Article – Vicki and Kevin Whiting (authors of In Pain We Trust) | Ben Fulton, The Salt Lake Tribune
Article about Vicki and Kevin Whiting (authors of In Pain We Trust) by Ben Fulton, The Salt Lake Tribune, on 12/16/2011.
Patients must not allow themselves to be put off when they hurt, and medical practitioners must learn to listen to their complaints.
Hobbled by doctors who seemed unable to diagnose the rare intestinal disorder that wracked her 14-year-old son’s body with constant pain, Vicki Whiting never thought about documenting her experience in a book.
When her son Kevin finally recovered, Whiting knew she had to write it all down. She also knew she should include accounts from her son, who suffered years of pain so intense he ripped up phone books for distraction.
Published last month, the mother-son book, In Pain We Trust : A Conversation Between Mother and Son on the Journey from Sickness to Health, has since been adopted by Westminster College’s nursing school as part of its curriculum. Nursing programs at universities nationwide have also expressed interest in using the book to underline the need for “patient-centered care” in the nation’s health-care system . . . .
. . . Kevin, now 17, was cured by surgery that untangled an artery from his intestines that prevented him from absorbing nutrients.
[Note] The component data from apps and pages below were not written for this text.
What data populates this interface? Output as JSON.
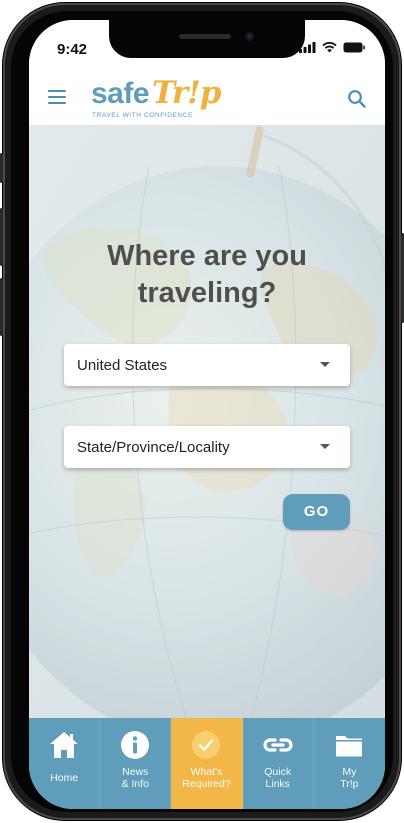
{
  "status_bar": {
    "time": "9:42"
  },
  "header": {
    "logo_safe": "safe",
    "logo_trip": "Tr!p",
    "logo_tagline": "TRAVEL WITH CONFIDENCE"
  },
  "hero": {
    "title_line1": "Where are you",
    "title_line2": "traveling?",
    "country_select": {
      "value": "United States"
    },
    "region_select": {
      "value": "State/Province/Locality"
    },
    "go_label": "GO"
  },
  "bottom_nav": {
    "items": [
      {
        "label": "Home",
        "icon": "home-icon"
      },
      {
        "label_line1": "News",
        "label_line2": "& Info",
        "icon": "info-icon"
      },
      {
        "label_line1": "What's",
        "label_line2": "Required?",
        "icon": "check-circle-icon",
        "active": true
      },
      {
        "label_line1": "Quick",
        "label_line2": "Links",
        "icon": "link-icon"
      },
      {
        "label_line1": "My",
        "label_line2": "Tr!p",
        "icon": "folder-icon"
      }
    ]
  },
  "colors": {
    "brand_blue": "#5f9dbb",
    "brand_orange": "#f2b746",
    "title_gray": "#4f4f4f"
  }
}
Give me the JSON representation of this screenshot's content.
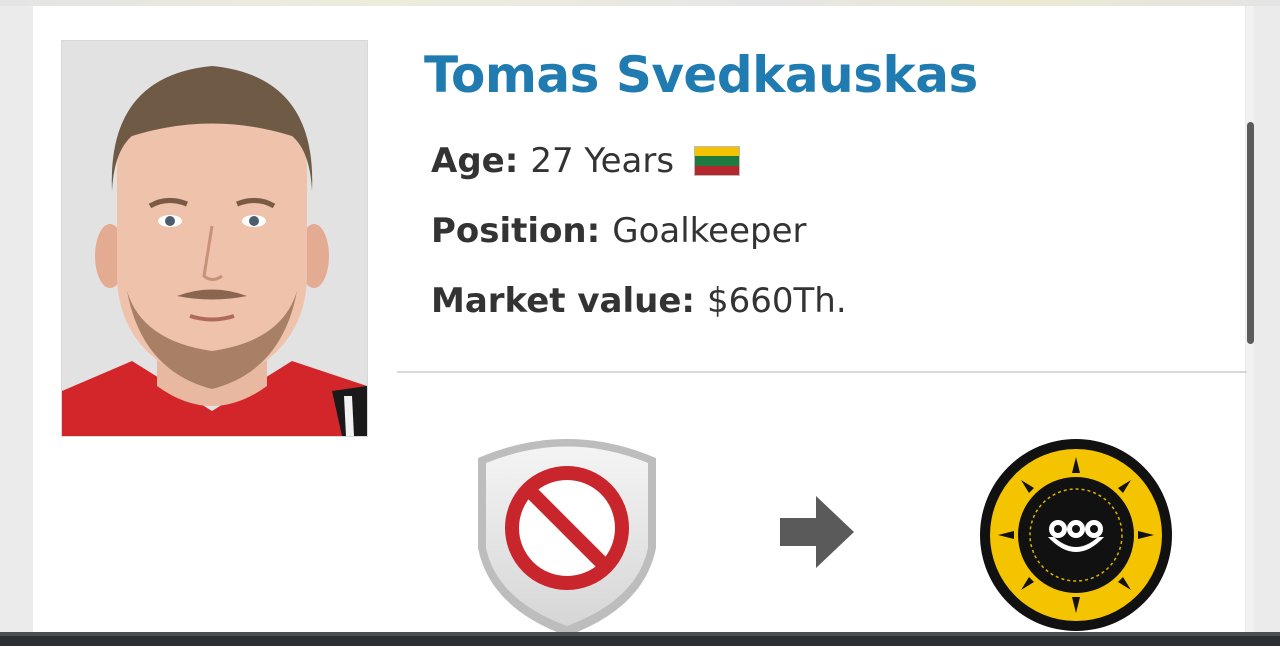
{
  "player": {
    "name": "Tomas Svedkauskas",
    "photo_alt": "player-photo"
  },
  "info": {
    "age_label": "Age:",
    "age_value": "27 Years",
    "nationality_flag": "lithuania-flag",
    "position_label": "Position:",
    "position_value": "Goalkeeper",
    "market_value_label": "Market value:",
    "market_value_value": "$660Th."
  },
  "transfer": {
    "from_club_icon": "no-club-shield-icon",
    "arrow_icon": "right-arrow-icon",
    "to_club_icon": "sepahan-club-logo"
  },
  "colors": {
    "name": "#1f7bb0",
    "text": "#333333",
    "divider": "#d9d9d9",
    "no_club_red": "#c9252c",
    "club_yellow": "#f5c400"
  }
}
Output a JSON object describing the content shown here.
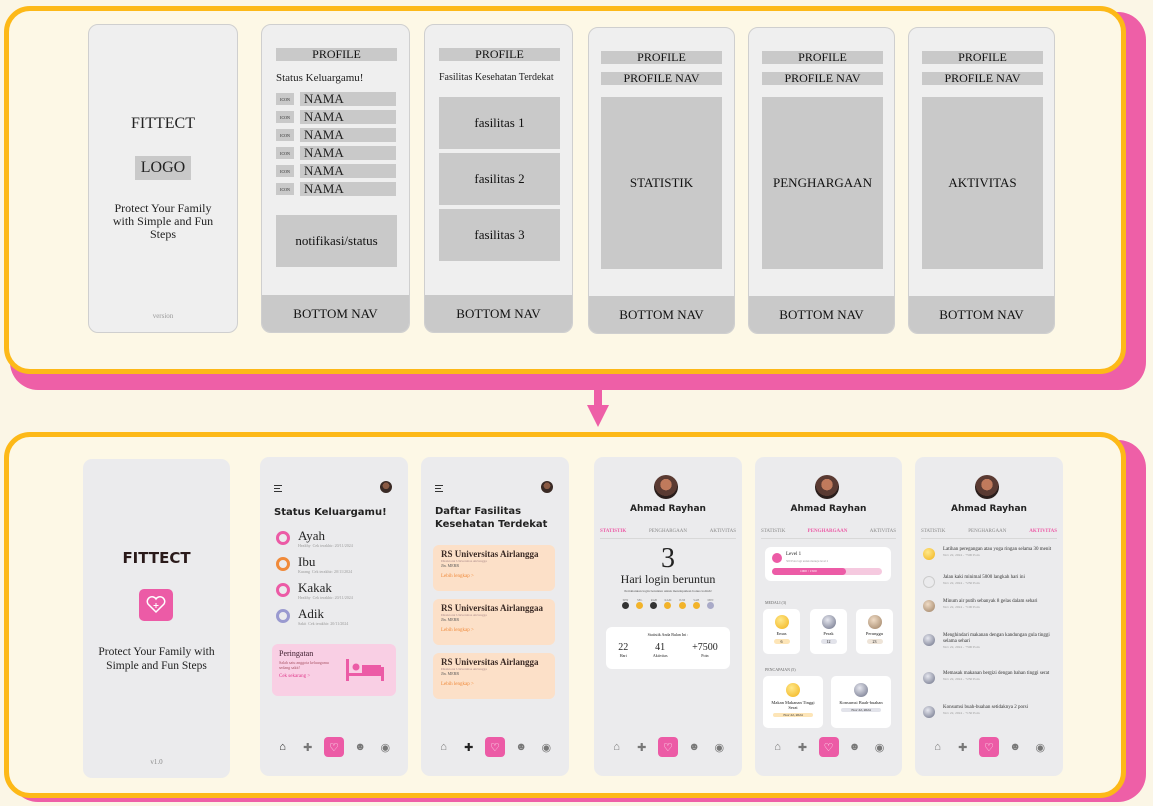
{
  "wireframes": {
    "splash": {
      "title": "FITTECT",
      "logo": "LOGO",
      "tagline": "Protect Your Family with Simple and Fun Steps",
      "version": "version"
    },
    "status": {
      "header": "PROFILE",
      "heading": "Status Keluargamu!",
      "icon_label": "ICON",
      "rows": [
        "NAMA",
        "NAMA",
        "NAMA",
        "NAMA",
        "NAMA",
        "NAMA"
      ],
      "notif": "notifikasi/status",
      "bottom_nav": "BOTTOM NAV"
    },
    "facilities": {
      "header": "PROFILE",
      "heading": "Fasilitas Kesehatan Terdekat",
      "items": [
        "fasilitas 1",
        "fasilitas 2",
        "fasilitas 3"
      ],
      "bottom_nav": "BOTTOM NAV"
    },
    "profile_stat": {
      "header": "PROFILE",
      "subheader": "PROFILE NAV",
      "content": "STATISTIK",
      "bottom_nav": "BOTTOM NAV"
    },
    "profile_award": {
      "header": "PROFILE",
      "subheader": "PROFILE NAV",
      "content": "PENGHARGAAN",
      "bottom_nav": "BOTTOM NAV"
    },
    "profile_act": {
      "header": "PROFILE",
      "subheader": "PROFILE NAV",
      "content": "AKTIVITAS",
      "bottom_nav": "BOTTOM NAV"
    }
  },
  "designs": {
    "splash": {
      "title": "FITTECT",
      "tagline": "Protect Your Family with Simple and Fun Steps",
      "version": "v1.0"
    },
    "status": {
      "heading": "Status Keluargamu!",
      "members": [
        {
          "name": "Ayah",
          "status": "Healthy",
          "date": "Cek terakhir: 20/11/2024",
          "color": "#ec5ba6"
        },
        {
          "name": "Ibu",
          "status": "Kurang",
          "date": "Cek terakhir: 20/11/2024",
          "color": "#f08a3a"
        },
        {
          "name": "Kakak",
          "status": "Healthy",
          "date": "Cek terakhir: 20/11/2024",
          "color": "#ec5ba6"
        },
        {
          "name": "Adik",
          "status": "Sakit",
          "date": "Cek terakhir: 20/11/2024",
          "color": "#9a9ad0"
        }
      ],
      "alert_title": "Peringatan",
      "alert_text": "Salah satu anggota keluargamu sedang sakit!",
      "alert_link": "Cek sekarang >"
    },
    "facilities": {
      "heading": "Daftar Fasilitas Kesehatan Terdekat",
      "items": [
        {
          "name": "RS Universitas Airlangga",
          "sub": "Direktorat Universitas Airlangga",
          "addr": "Jln. MERR",
          "link": "Lebih lengkap >"
        },
        {
          "name": "RS Universitas Airlanggaa",
          "sub": "Direktorat Universitas Airlangga",
          "addr": "Jln. MERR",
          "link": "Lebih lengkap >"
        },
        {
          "name": "RS Universitas Airlangga",
          "sub": "Direktorat Universitas Airlangga",
          "addr": "Jln. MERR",
          "link": "Lebih lengkap >"
        }
      ]
    },
    "profile": {
      "name": "Ahmad Rayhan",
      "tabs": [
        "STATISTIK",
        "PENGHARGAAN",
        "AKTIVITAS"
      ]
    },
    "stat": {
      "big_number": "3",
      "big_label": "Hari login beruntun",
      "note": "Pertahankan login beruntun untuk mendapatkan bonus lodinh!",
      "days": [
        "SEN",
        "SEL",
        "RAB",
        "KAM",
        "JUM",
        "SAB",
        "MIN"
      ],
      "summary_title": "Statistik Anda Bulan Ini :",
      "summary": [
        {
          "value": "22",
          "label": "Hari"
        },
        {
          "value": "41",
          "label": "Aktivitas"
        },
        {
          "value": "+7500",
          "label": "Poin"
        }
      ]
    },
    "award": {
      "level_label": "Level 1",
      "level_sub": "500 Poin lagi untuk menuju level 2",
      "level_pts": "1000 / 1500",
      "level_fraction": 0.67,
      "medals_title": "MEDALI (3)",
      "medals": [
        {
          "name": "Emas",
          "count": "6"
        },
        {
          "name": "Perak",
          "count": "12"
        },
        {
          "name": "Perunggu",
          "count": "23"
        }
      ],
      "achievements_title": "PENCAPAIAN (5)",
      "achievements": [
        {
          "name": "Makan Makanan Tinggi Serat",
          "date": "Nov 22, 2024"
        },
        {
          "name": "Konsumsi Buah-buahan",
          "date": "Nov 22, 2024"
        }
      ]
    },
    "activity": {
      "items": [
        {
          "text": "Latihan peregangan atau yoga ringan selama 30 menit",
          "date": "Nov 22, 2024 - +500 Poin"
        },
        {
          "text": "Jalan kaki minimal 5000 langkah hari ini",
          "date": "Nov 22, 2024 - +250 Poin"
        },
        {
          "text": "Minum air putih sebanyak 8 gelas dalam sehari",
          "date": "Nov 22, 2024 - +100 Poin"
        },
        {
          "text": "Menghindari makanan dengan kandungan gula tinggi selama sehari",
          "date": "Nov 22, 2024 - +500 Poin"
        },
        {
          "text": "Memasak makanan bergizi dengan bahan tinggi serat",
          "date": "Nov 22, 2024 - +250 Poin"
        },
        {
          "text": "Konsumsi buah-buahan setidaknya 2 porsi",
          "date": "Nov 22, 2024 - +150 Poin"
        }
      ]
    }
  },
  "colors": {
    "pink": "#ec5ba6",
    "yellow": "#fdb918",
    "cream": "#fdf8e6",
    "peach": "#fce0c8"
  }
}
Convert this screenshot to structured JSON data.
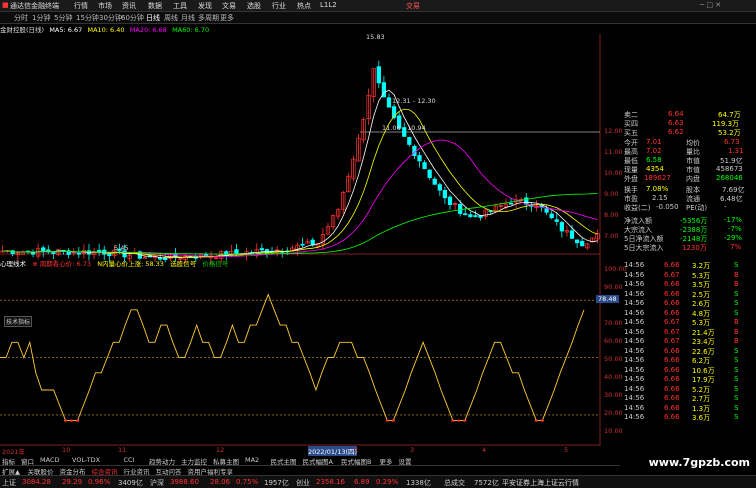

Writing the book with his mother, he said, was “the opposite of therapeutic.” Instead, it was written to help other families struggling through ailments that often elude doctors, leading patients to take the wheel from medical professionals until effective treatment is found.
Even so, the book reveals ways in which Kevin and his mother coped through years of misery and uncertainty, from the summer of 2007 when his symptoms surfaced, to fall 2009 when his agony began to subside. He gave his pain a name, “Burnie,” and even an identity as something more akin to a “horror show” as opposed to real life. “Imagining the pain as a person helped me bring myself away from it,” Kevin said . . . .
. . . For Vicki Whiting, the ordeal of watching her child suffer taught her the importance of drawing those terms. Also, the realization that, like the origin of illness, the forces that drive people are never fully known until investigated and described in words.
“Whatever we see in another person is just a small portion of what’s revealed,” Whiting said. “We all have our stories.”
- Ben Fulton, The Salt Lake Tribune